Tweetlie-Dee

  • An exclusive one-on-one interview - with God! fb.me/1KDqreGBI"That's what he said" 1 hour ago
  • "You are either living open as love or clenching. You are either living the truth of openness or you are living a... fb.me/1k7Th0o3u"That's what he said" 1 hour ago
  • Does anyone in Raleigh have an extra set of wheels we could borrow for 2-3 days? In a series of unfortunate... fb.me/1QWP068TX"That's what he said" 4 hours ago
  • “Technology feeds the illusion of control so much so that it is easy for us to think that we don’t need God, that... fb.me/1G6grp3Q6"That's what he said" 7 hours ago
  • "God entrusts to us the overwhelming task of restoring foundations we did not lay." - Deborah Brunt fb.me/1DNmVVutF"That's what he said" 1 day ago

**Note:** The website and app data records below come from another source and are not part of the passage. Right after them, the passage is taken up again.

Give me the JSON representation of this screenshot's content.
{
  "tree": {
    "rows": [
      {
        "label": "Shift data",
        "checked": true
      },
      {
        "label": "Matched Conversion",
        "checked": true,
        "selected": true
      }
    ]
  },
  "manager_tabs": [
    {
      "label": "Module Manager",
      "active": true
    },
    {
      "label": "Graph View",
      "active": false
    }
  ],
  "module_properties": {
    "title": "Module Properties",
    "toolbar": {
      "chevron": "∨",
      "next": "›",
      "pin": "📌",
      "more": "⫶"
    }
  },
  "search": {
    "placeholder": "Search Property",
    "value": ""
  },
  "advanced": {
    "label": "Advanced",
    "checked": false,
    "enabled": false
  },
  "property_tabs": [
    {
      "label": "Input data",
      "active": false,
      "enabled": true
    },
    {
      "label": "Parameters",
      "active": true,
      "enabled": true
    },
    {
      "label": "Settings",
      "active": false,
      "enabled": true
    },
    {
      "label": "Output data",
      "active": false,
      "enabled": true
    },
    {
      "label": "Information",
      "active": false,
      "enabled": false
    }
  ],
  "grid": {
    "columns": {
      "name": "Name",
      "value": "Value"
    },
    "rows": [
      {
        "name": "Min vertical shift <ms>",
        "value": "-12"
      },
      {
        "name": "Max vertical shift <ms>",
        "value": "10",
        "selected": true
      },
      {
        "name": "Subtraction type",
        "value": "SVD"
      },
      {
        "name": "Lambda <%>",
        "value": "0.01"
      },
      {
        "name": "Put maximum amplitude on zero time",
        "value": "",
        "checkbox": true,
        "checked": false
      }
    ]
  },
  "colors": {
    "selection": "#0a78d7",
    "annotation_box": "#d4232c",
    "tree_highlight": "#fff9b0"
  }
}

Abolish Slavery – Join the Movement Today!

  • Friend of Emergent Village

    My Writings: Varied and Sundry Pieces Online

    Illumination and Darkness: An Anne Rice Feature from Burnside Writer's Collective
    Shadows & Light: An Anne Rice Interview in MP3 format from Relevant Magazine
    God's Ultimate Passion: A Trinity of Frank Viola interview on Next Wave: Part I, Part II, Part III
    Review: Furious Pursuit by Tim King, from The Ooze
    Church Planting Chat from Next-Wave
    Review: Untold Story of the New Testament Church by Frank Viola, from Next-Wave

    a


    Follow

    Get every new post delivered to your Inbox.

    Join 83 other followers